Your business won’t survive unless you embrace social media.

Countless business owners have heard these words. Is there any truth to
them? Perhaps in some instances. But in far more, social media, no
matter how important, is still something that should be approached
thoughtfully and strategically.

The truth of the matter is that social media isn’t right for every business, and not every business is ready for social media. How do you know if your business is ready? Here are five signs it isn’t.

You think Facebook and Twitter are social media.
Popular online communities like Facebook and Twitter are a big part of the social media landscape, but if the first thing you think of when you think ‘social media’ is a handful of websites, you should probably hit the brakes. Social media is about much more than specific sites; it has far more to do with the way your business can interact with customers and stakeholders using the internet.

You don’t know where your customers are online.
Consumers may love the hottest social media sites, but do your customers and stakeholders? If you can’t answer that with a confident ‘Yes!‘, jumping into social media head first is sort of like jumping into a pool before you know there’s water in it; you’ll soon discover that what you need isn’t there.

You’re new to online marketing. While there’s nothing inherently wrong with making social media your first destination on the online marketing train, pragmatically-speaking, social media probably isn’t the best starting point for a business that is new to online marketing. After all, determining whether a social media initiative is succeeding (eg. achieving goals, producing ROI) in many cases requires coming up with ways to ‘quantify‘ data that is really qualitative. Needless to say, that’s a particularly tall order for a company that hasn’t even experimented with forms of online marketing that are entirely quantitative, such as paid search.
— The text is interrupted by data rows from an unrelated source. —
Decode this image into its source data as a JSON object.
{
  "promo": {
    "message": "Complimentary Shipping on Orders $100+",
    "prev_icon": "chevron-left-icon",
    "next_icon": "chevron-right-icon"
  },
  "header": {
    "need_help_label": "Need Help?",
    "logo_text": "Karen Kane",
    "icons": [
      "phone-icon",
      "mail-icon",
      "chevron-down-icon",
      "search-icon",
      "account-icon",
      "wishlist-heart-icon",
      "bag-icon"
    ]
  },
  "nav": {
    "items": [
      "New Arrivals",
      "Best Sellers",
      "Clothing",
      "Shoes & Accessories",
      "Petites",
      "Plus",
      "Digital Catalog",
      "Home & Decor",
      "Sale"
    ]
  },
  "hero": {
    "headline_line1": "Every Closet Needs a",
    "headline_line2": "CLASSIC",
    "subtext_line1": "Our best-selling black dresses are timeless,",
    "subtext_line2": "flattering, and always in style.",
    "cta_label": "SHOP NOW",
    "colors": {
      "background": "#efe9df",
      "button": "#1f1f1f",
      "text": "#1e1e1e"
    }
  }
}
You’re unwilling, or unable, to put a value on your time. Signing up for a Facebook or Twitter account may be free, but managing a social media presence isn’t. Businesses that won’t consider the cost of the time invested in social media to be a real cost with a real dollar value have unrealistic expectations and in my opinion are far less likely to sustain their social media initiatives over the long haul.

You see social media as a panacea, not as a channel. Social media may have the ability to do wonderful things for your business, but it’s not the miracle diet pill of the marketing world. In other words, it isn’t going to double your revenue overnight, make your customers happier with a snap of the fingers, etc. At the end of the day, no matter how powerful social media is, it is still but one channel.

Photo credit: adobemac via Flickr.